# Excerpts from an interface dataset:

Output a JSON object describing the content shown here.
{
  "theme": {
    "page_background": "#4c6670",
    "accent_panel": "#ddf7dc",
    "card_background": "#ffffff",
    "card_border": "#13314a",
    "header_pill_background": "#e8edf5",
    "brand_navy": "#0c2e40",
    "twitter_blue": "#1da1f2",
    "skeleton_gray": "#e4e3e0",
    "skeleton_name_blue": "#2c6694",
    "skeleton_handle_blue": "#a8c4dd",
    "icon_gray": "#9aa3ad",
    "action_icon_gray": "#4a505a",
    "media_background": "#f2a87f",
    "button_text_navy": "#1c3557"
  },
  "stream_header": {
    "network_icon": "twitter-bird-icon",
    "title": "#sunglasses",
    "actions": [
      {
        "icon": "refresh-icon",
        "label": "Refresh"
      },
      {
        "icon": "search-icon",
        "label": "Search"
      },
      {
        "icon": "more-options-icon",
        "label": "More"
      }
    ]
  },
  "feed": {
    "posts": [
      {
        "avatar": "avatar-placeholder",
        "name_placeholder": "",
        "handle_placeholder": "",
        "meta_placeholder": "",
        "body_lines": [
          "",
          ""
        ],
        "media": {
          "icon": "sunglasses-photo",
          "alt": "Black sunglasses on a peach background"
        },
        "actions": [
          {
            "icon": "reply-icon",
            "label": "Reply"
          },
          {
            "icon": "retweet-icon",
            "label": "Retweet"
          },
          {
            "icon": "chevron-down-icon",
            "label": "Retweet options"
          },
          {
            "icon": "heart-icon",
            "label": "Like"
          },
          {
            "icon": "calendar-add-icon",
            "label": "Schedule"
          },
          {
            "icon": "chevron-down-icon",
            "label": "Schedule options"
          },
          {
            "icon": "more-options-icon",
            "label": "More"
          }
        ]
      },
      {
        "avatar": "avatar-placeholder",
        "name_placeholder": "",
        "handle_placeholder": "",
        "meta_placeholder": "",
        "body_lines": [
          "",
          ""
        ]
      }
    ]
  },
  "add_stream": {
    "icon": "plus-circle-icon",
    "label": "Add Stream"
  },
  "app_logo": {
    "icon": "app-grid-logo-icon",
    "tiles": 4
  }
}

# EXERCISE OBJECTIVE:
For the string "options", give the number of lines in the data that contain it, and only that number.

# RESPONSE BOX:
4